Via this research, I have studied these changes and the forces driv-
ing them, and written about them extensively, and I can tell you, rst
hand, that C-suite executives do not fully understand the power of
leveraging information and technology to improve the competitive
advantage for their company. is chasm provides the CIO with a
perfect opportunity to lead the C-suite in leveraging information and
technologies in innovative ways to create new value that drives rev-
enue, creates satised customers, and enhances shareholder wealth.
e operative question is: Are CIOs ready for this challenge?
ere are two parts to answering this question—the rst is how
the CIO can gain the trust and respect of the C-suite as a contributor
to the overall success of the enterprise, today and in the future. e
second and the most pressing challenge for the CIO is how to reposi-
tion the IT organization from a techno-centric to a strategic enabler
of business success. e Strategic CIO is a how-to formula for CIOs to
follow if they want to achieve both of these goals.
e objective of an afterword is to provide you, the reader, with
a summary of the book, identifying the major takeaways, including
case studies, and how it will help you succeed in your business role.
I will do this.

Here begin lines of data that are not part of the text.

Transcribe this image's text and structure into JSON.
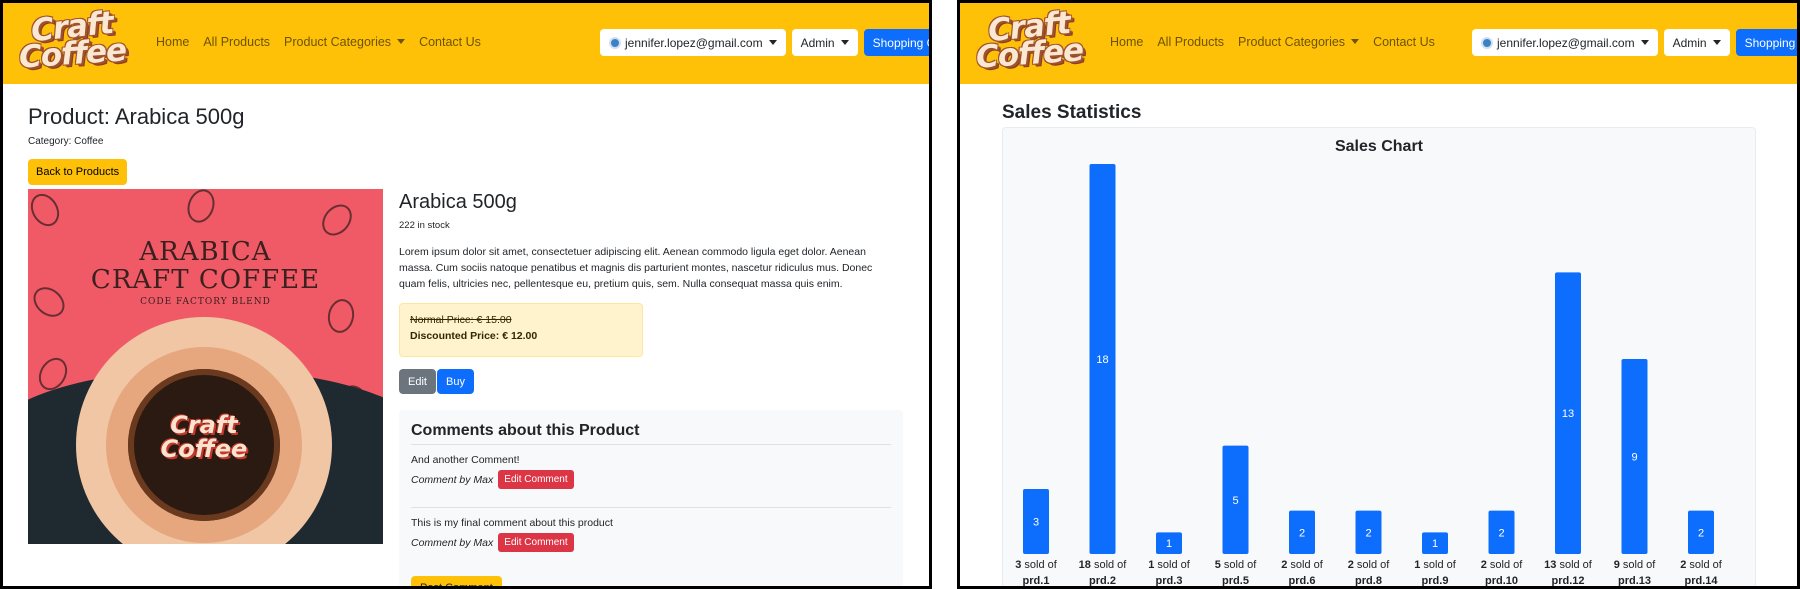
{
  "brand": {
    "line1": "Craft",
    "line2": "Coffee"
  },
  "nav": {
    "home": "Home",
    "all_products": "All Products",
    "product_categories": "Product Categories",
    "contact": "Contact Us",
    "user_email": "jennifer.lopez@gmail.com",
    "admin": "Admin",
    "cart": "Shopping Cart"
  },
  "product_page": {
    "title": "Product: Arabica 500g",
    "category": "Category: Coffee",
    "back_button": "Back to Products",
    "image": {
      "title_line1": "ARABICA",
      "title_line2": "CRAFT COFFEE",
      "subtitle": "CODE FACTORY BLEND",
      "cup_logo_line1": "Craft",
      "cup_logo_line2": "Coffee"
    },
    "name": "Arabica 500g",
    "stock": "222 in stock",
    "description": "Lorem ipsum dolor sit amet, consectetuer adipiscing elit. Aenean commodo ligula eget dolor. Aenean massa. Cum sociis natoque penatibus et magnis dis parturient montes, nascetur ridiculus mus. Donec quam felis, ultricies nec, pellentesque eu, pretium quis, sem. Nulla consequat massa quis enim.",
    "normal_price": "Normal Price: € 15.00",
    "discounted_price": "Discounted Price: € 12.00",
    "edit_button": "Edit",
    "buy_button": "Buy",
    "comments_title": "Comments about this Product",
    "comments": [
      {
        "text": "And another Comment!",
        "author": "Comment by Max",
        "edit_label": "Edit Comment"
      },
      {
        "text": "This is my final comment about this product",
        "author": "Comment by Max",
        "edit_label": "Edit Comment"
      }
    ],
    "post_comment": "Post Comment"
  },
  "stats_page": {
    "title": "Sales Statistics"
  },
  "colors": {
    "navbar": "#ffc107",
    "primary": "#0d6efd",
    "danger": "#dc3545",
    "secondary": "#6c757d"
  },
  "chart_data": {
    "type": "bar",
    "title": "Sales Chart",
    "categories": [
      "prd.1",
      "prd.2",
      "prd.3",
      "prd.5",
      "prd.6",
      "prd.8",
      "prd.9",
      "prd.10",
      "prd.12",
      "prd.13",
      "prd.14"
    ],
    "values": [
      3,
      18,
      1,
      5,
      2,
      2,
      1,
      2,
      13,
      9,
      2
    ],
    "label_suffix": "sold of",
    "bar_color": "#0d6efd",
    "grid": false,
    "legend": "none"
  }
}
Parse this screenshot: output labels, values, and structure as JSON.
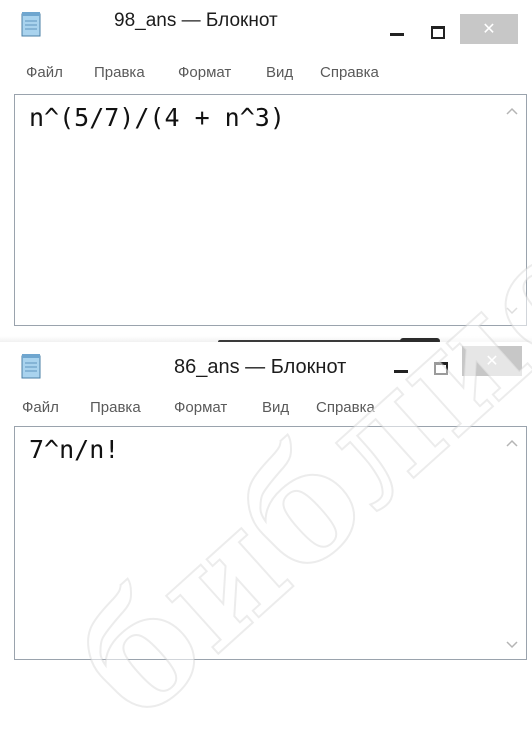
{
  "windows": [
    {
      "title": "98_ans — Блокнот",
      "menu": [
        "Файл",
        "Правка",
        "Формат",
        "Вид",
        "Справка"
      ],
      "content": "n^(5/7)/(4 + n^3)",
      "close_glyph": "✕"
    },
    {
      "title": "86_ans — Блокнот",
      "menu": [
        "Файл",
        "Правка",
        "Формат",
        "Вид",
        "Справка"
      ],
      "content": "7^n/n!",
      "close_glyph": "✕"
    }
  ],
  "watermark": "библиотека",
  "colors": {
    "close_button": "#c7c7c7",
    "editor_border": "#9aa3ad",
    "menu_text": "#5a5a5a"
  },
  "icons": [
    "notepad-icon",
    "minimize-icon",
    "maximize-icon",
    "close-icon",
    "scroll-up-arrow-icon",
    "scroll-down-arrow-icon"
  ]
}
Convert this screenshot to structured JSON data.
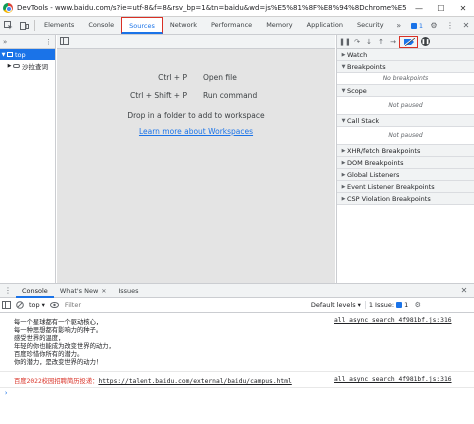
{
  "window": {
    "title": "DevTools - www.baidu.com/s?ie=utf-8&f=8&rsv_bp=1&tn=baidu&wd=js%E5%81%8F%E8%94%8Dchrome%E5%F12%...",
    "minimize": "—",
    "maximize": "☐",
    "close": "✕"
  },
  "tabs": [
    "Elements",
    "Console",
    "Sources",
    "Network",
    "Performance",
    "Memory",
    "Application",
    "Security"
  ],
  "active_tab": "Sources",
  "tabbar": {
    "more": "»",
    "issues_count": "1",
    "settings_glyph": "⚙",
    "menu_glyph": "⋮",
    "close_glyph": "✕"
  },
  "navigator": {
    "more": "»",
    "menu": "⋮",
    "top": "top",
    "child": "沙拉查词"
  },
  "editor": {
    "shortcuts": [
      {
        "keys": "Ctrl + P",
        "action": "Open file"
      },
      {
        "keys": "Ctrl + Shift + P",
        "action": "Run command"
      }
    ],
    "drop_text": "Drop in a folder to add to workspace",
    "learn_link": "Learn more about Workspaces"
  },
  "debugger": {
    "toolbar": [
      "❚❚",
      "↷",
      "↓",
      "↑",
      "→"
    ],
    "panes": [
      {
        "title": "Watch",
        "body": ""
      },
      {
        "title": "Breakpoints",
        "body": "No breakpoints"
      },
      {
        "title": "Scope",
        "body": "Not paused"
      },
      {
        "title": "Call Stack",
        "body": "Not paused"
      },
      {
        "title": "XHR/fetch Breakpoints",
        "body": ""
      },
      {
        "title": "DOM Breakpoints",
        "body": ""
      },
      {
        "title": "Global Listeners",
        "body": ""
      },
      {
        "title": "Event Listener Breakpoints",
        "body": ""
      },
      {
        "title": "CSP Violation Breakpoints",
        "body": ""
      }
    ]
  },
  "drawer": {
    "tabs": [
      "Console",
      "What's New",
      "Issues"
    ],
    "close": "✕",
    "context": "top",
    "filter_placeholder": "Filter",
    "levels": "Default levels",
    "issue_label": "1 Issue:",
    "issue_count": "1"
  },
  "console": {
    "lines": [
      "每一个星球都有一个驱动核心，",
      "每一种思想都有影响力的种子。",
      "感受世界的温度，",
      "年轻的你也能成为改变世界的动力，",
      "百度珍惜你所有的潜力。",
      "你的潜力，是改变世界的动力！"
    ],
    "source1": "all_async_search_4f981bf.js:316",
    "recruit_text": "百度2022校园招聘简历投递：",
    "recruit_url": "https://talent.baidu.com/external/baidu/campus.html",
    "source2": "all_async_search_4f981bf.js:316",
    "prompt": "›"
  }
}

Keep in mind that this is as much a leadership challenge
as a technology or management challenge. Let me share a little his-
torical perspective to set the stage for the challenges CIOs face today.
When people look into the history for examples of leadership, the
usual names are brought up—Alexander, Caesar, Napoleon, etc.—
the list is long. For me though, it is a reluctant leader who resonates
Xenophon was a young scholar (student of Socrates) who on a lark
went o to war and unexpectedly found himself in command of the
recently defeated remnants of an army of Greek mercenaries, primar-
ily Spartans, trapped in the middle of the Persian Empire, surrounded
by a signicantly (100 times) larger Persian army. He was faced with
the challenge to organize these soldiers, motivate them, and get them
back to Greece alive. His problem was further complicated by the fact
he was an Athenian (Sparta and Athens weren’t exactly best buds at
this point in time); Greek mercenaries had a tradition of democratic
principles of command (conducting assemblies to express their opin-
ions and to vote on how things should be done), generally reected
the levels of agreement found among the city states from which they